Smoking is no longer the leading health concern resulting in death and disability in the Australian state of Queensland, a top doctor proclaims. That dubious title has now shifted to obesity.
Chief health officer Jeannette Young said the number of Queenslanders categorized as overweight or obese was surging, while smoking levels were dipping.
Rates of Queenslanders aged 18 and older, who smoke daily, have plunged by more than 12 per cent to nearly 15.7 per cent of the population in the last two years.
However, the proportion of adults considered overweight or obese had soared by 1.8 per cent a year since 2002 to 55.3 per cent of the population last year, said Dr Young.
According to her, the figure could hit 65 per cent - almost two-thirds of the adult population - by 2020.
The latest statistics show that a quarter of Queenslanders aged five to 17 are overweight or obese, up from 21 per cent in 2006.
"We've done a lot of work to try and halt obesity in kids but it doesn't seem to be reversing," The Courier Mail quoted Dr Young, as saying.
She added: "If we don't look to our children, particularly in terms of obesity, then it's predicted that they could be the first generation that lives a shorter lifespan than their parents.
"Median life expectancy for obese people is reduced by two to four years and for the severely obese, it's reduced by eight to 10."
Dr Young blames junk food for the rise in obesity levels.he said: "It astounds me how much saturated fat and salt they can manage to put in junk food.
"It seems impossible, the quantities.
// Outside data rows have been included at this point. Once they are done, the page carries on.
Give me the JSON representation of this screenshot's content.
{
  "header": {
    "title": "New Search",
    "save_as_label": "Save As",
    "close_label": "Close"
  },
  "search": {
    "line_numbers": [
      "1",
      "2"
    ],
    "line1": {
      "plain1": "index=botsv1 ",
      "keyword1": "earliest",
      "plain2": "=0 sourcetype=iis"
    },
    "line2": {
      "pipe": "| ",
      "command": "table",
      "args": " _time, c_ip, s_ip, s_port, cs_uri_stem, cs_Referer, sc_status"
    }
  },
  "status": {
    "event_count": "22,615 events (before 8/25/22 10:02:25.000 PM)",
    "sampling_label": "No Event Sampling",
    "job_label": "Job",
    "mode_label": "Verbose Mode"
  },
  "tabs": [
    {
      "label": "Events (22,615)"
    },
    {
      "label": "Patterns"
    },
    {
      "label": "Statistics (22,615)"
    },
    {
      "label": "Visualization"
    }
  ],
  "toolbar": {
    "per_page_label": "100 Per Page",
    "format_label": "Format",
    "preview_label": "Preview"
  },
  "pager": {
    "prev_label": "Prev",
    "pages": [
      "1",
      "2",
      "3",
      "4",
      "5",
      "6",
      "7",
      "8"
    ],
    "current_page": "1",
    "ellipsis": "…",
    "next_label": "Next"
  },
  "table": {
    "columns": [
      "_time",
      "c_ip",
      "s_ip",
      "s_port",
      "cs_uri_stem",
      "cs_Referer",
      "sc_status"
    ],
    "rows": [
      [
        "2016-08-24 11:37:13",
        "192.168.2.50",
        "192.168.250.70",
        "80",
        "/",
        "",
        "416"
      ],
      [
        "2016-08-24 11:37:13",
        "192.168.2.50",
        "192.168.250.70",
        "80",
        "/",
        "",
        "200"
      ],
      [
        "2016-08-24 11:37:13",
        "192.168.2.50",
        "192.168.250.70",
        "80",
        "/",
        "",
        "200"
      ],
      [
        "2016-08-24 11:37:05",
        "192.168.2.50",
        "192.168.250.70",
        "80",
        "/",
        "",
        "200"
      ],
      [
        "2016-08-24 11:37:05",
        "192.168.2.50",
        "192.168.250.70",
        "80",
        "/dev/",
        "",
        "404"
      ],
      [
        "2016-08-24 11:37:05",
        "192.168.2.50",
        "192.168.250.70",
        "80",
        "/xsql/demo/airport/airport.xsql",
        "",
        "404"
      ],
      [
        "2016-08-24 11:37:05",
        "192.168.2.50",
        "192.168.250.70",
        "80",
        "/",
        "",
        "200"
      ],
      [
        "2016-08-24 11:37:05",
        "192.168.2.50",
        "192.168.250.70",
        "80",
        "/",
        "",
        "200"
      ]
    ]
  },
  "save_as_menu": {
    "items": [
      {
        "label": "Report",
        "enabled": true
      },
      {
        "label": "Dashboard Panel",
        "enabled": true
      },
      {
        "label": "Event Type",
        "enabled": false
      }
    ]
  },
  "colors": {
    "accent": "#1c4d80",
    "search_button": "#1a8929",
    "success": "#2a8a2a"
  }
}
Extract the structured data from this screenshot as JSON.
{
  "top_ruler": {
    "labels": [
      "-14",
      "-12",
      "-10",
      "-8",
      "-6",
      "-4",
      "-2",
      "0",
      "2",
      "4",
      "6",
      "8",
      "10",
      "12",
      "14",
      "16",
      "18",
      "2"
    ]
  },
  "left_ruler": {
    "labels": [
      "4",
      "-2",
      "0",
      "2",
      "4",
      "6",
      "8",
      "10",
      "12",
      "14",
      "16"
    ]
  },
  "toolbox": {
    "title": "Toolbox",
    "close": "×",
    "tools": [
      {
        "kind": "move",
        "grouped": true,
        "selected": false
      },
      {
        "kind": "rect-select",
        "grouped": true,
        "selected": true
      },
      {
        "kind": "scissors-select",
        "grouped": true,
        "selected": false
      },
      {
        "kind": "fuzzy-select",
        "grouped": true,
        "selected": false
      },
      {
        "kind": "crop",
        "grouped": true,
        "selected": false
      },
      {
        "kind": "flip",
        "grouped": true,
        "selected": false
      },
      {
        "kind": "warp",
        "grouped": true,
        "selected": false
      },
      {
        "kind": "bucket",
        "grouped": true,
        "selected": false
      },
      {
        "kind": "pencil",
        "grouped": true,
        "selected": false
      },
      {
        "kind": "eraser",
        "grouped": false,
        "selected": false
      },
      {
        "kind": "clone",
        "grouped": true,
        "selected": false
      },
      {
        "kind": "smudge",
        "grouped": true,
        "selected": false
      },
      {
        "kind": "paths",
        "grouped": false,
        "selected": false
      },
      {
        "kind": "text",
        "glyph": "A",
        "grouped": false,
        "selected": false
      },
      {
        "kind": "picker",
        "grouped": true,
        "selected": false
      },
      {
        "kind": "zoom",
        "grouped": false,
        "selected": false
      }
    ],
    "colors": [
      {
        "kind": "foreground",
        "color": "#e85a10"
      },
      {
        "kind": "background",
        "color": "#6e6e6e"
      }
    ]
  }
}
I think it's pretty hard to get overweight if you're eating sensible stir fries and salads."
"Until 2007, the biggest risk factor leading to premature death and disability in Queensland was smoking," she said. "That's been overtaken by obesity," Dr Young pointed out.